Chicago’s ridiculously high murder rate is largely driven by gang activity. And that’s not an exaggeration. Chicago has over 600 gang factions and their gang wars are responsible for much of the city’s death toll.
80 to 60 percent of Chicago’s murders are estimated to be gang related, with some gangs boasting tens of thousands of members.
Chicago politicians advocate fiercely for national gun control. And meanwhile they cozy up to the very gangs doing the killing.
At some of the meetings, the politicians arrived with campaign materials and occasionally with aides. The sessions were organized much like corporate-style job fairs. The gang representatives conducted hourlong interviews, one after the other, talking to as many as five candidates in a single evening. Like supplicants, the politicians came into the room alone and sat before the gang representatives, who sat behind a long table.
The former chieftains, several of them ex-convicts, represented some of the most notorious gangs on the South and West Sides, including the Vice Lords, Gangster Disciples, Black Disciples, Cobras, Black P Stones, and Black Gangsters. Before the election, the gangs agreed to set aside decades-old rivalries and bloody vendettas to operate as a unified political force, which they called Black United Voters of Chicago.
More than a quarter of those killed in Chicago last year were with the Gangster Disciples. Not a quarter of gang members. A quarter of all those killed. That’s 100 dead in just one cross-section of the gang wars.

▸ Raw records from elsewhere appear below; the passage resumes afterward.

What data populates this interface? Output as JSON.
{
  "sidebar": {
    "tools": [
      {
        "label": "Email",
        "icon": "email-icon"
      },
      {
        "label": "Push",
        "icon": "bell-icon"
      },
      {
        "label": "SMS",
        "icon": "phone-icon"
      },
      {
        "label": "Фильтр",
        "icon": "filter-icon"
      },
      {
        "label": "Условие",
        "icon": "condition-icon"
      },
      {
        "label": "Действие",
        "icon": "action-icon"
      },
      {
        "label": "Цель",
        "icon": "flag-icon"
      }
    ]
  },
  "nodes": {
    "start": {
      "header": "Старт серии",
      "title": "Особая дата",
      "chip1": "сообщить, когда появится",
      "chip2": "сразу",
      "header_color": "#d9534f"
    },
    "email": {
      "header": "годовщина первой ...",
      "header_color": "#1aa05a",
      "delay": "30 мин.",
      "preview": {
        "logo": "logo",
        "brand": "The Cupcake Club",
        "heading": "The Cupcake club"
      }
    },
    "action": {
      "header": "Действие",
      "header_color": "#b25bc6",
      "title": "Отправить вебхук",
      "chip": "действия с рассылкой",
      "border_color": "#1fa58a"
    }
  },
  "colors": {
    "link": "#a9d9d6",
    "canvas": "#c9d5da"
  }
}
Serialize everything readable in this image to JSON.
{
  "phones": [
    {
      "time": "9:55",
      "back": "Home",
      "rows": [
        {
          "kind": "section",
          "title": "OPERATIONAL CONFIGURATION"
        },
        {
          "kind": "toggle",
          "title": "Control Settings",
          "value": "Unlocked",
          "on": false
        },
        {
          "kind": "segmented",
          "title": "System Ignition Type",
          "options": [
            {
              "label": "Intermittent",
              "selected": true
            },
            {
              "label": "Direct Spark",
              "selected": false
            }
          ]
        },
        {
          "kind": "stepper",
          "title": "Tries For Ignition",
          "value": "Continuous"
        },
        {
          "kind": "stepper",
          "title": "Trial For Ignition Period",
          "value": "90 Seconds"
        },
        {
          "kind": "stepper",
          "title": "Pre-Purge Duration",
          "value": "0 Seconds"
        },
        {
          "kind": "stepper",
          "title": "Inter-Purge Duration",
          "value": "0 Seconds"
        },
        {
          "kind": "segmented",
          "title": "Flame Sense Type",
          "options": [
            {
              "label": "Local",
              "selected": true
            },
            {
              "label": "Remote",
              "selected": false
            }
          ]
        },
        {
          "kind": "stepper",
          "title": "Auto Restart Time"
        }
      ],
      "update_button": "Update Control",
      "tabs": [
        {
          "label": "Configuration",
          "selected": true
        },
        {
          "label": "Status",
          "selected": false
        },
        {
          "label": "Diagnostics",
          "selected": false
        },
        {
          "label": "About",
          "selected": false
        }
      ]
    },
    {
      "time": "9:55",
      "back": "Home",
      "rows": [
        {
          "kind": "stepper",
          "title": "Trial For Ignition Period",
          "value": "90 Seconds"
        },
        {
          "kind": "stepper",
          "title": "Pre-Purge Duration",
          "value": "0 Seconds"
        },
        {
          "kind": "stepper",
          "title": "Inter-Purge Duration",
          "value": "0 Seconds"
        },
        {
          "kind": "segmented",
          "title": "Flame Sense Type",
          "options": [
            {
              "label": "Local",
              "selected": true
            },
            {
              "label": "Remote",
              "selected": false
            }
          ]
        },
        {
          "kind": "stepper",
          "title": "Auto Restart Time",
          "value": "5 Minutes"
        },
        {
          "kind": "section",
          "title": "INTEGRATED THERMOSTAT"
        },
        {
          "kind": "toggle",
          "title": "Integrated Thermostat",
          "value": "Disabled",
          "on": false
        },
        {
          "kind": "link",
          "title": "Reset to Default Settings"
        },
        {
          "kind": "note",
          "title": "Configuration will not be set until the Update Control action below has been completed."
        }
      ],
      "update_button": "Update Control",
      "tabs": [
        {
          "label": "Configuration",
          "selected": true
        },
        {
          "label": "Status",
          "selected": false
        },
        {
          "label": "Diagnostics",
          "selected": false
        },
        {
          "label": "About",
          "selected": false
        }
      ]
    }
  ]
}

The gang representatives were interested in electing aldermen sympathetic to their interests and those of their impoverished wards. As for the politicians, says Baskin, their interests essentially boiled down to getting elected or reelected. “All of [the political hopefuls] were aware of who they were meeting with,” he says. “They didn’t care. All they wanted to do was get the support.”
One wonders if Obama ever participated in similar meetings at any time. And what do the gangs offer Chicago politicians? A street army of their own.
Gangs can provide a decisive advantage at election time by performing the kinds of chores patronage armies once did.
“An alderman ain’t nothing without the backing of the neighborhood,” says a top-level Gangster Disciple from the South Side. “Without the gangs, it’s hard [for politicians] to exist.”
A Latin King, interviewed at Cook County Jail, recalls how the top leader of his gang, the Corona, ordered every member in his area to vote for Ricardo Muñoz, the 22nd Ward alderman. “Every chapter had to vote for that guy, anyone who was eligible to vote,” says the Latin King. “That was a direct order. That means you can’t say no. If you do, you face a violation”—typically a beating, or worse.
Democracy. Chicago style.
The gangs funnel their largess through opaque businesses, or front companies, and through under-the-table payments. In turn, grateful politicians use their payrolls or campaign funds to hire gang members, pull strings for them to get jobs or contracts, or offer other favors
Most alarming, both law enforcement and gang sources say, is that some politicians ignore the gangs’ criminal activities. Some go so far as to protect gangs from the police, tipping them off to impending raids or to surveillance activities—in effect, creating safe havens in their political districts. And often they chafe at backing tough measures to stem gang activities, advocating instead for superficial solutions that may garner good press but have little impact.
… like gun control.